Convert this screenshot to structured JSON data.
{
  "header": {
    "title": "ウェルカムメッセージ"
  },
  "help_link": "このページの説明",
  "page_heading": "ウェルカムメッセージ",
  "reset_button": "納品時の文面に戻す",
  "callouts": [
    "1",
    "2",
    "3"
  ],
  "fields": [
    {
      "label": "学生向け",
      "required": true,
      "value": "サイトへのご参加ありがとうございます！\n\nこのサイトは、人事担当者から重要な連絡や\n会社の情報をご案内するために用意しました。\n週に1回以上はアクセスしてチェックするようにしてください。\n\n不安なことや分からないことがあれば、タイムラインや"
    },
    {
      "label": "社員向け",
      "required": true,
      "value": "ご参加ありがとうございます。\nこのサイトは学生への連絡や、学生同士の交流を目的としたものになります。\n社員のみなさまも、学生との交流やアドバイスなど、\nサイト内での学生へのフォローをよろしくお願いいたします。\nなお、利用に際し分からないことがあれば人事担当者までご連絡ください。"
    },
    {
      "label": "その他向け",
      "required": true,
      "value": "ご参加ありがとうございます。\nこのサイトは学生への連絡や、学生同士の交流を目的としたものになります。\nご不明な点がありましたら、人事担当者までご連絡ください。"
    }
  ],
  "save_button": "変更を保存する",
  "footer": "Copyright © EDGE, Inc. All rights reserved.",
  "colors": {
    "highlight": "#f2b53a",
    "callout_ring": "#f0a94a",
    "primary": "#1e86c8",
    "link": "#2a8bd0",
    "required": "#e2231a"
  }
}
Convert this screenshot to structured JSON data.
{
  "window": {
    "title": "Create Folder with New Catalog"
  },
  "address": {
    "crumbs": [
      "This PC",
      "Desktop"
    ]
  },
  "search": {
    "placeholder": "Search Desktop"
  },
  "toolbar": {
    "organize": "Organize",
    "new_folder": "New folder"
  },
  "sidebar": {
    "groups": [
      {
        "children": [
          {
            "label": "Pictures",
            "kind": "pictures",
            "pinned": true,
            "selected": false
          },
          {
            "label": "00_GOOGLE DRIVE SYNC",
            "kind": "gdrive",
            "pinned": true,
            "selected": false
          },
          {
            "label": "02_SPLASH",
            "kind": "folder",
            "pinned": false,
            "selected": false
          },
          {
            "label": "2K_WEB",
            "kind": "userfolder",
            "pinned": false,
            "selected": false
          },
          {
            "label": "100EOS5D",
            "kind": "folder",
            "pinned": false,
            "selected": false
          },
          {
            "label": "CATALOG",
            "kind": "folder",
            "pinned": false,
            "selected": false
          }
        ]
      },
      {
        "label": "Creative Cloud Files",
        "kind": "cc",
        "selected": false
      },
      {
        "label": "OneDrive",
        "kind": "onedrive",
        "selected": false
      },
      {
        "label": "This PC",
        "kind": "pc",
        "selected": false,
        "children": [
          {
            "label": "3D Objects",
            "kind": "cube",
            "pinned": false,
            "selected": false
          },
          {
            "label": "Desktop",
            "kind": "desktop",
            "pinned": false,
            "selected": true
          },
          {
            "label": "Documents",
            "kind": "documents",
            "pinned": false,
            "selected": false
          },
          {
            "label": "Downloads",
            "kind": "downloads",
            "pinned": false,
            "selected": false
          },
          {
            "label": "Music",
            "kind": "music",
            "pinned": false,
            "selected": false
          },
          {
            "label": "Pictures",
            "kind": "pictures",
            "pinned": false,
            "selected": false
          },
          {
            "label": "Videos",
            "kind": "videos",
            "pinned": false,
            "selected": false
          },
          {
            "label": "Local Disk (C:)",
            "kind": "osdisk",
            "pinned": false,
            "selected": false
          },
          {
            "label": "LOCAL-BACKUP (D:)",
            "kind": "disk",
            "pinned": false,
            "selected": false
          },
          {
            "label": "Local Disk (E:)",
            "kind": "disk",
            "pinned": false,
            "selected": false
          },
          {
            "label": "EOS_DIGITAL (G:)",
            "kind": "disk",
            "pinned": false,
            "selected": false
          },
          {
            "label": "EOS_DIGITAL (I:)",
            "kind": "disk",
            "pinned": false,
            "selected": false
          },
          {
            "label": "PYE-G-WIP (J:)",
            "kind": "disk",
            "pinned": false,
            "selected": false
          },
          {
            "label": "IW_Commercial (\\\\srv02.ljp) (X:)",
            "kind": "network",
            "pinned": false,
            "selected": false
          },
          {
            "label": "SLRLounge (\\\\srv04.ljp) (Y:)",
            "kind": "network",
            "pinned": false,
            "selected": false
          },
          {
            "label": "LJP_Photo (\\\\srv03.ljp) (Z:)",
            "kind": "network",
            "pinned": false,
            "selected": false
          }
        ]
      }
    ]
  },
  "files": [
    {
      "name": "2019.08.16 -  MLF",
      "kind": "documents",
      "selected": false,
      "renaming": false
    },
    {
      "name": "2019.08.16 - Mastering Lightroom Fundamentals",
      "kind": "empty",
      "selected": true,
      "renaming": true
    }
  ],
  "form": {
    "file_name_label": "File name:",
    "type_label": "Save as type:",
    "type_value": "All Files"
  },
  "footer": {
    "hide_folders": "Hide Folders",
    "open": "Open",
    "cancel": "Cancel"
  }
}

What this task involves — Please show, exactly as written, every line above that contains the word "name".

Written answer —
      "name": "2019.08.16 -  MLF",
      "name": "2019.08.16 - Mastering Lightroom Fundamentals",
    "file_name_label": "File name:",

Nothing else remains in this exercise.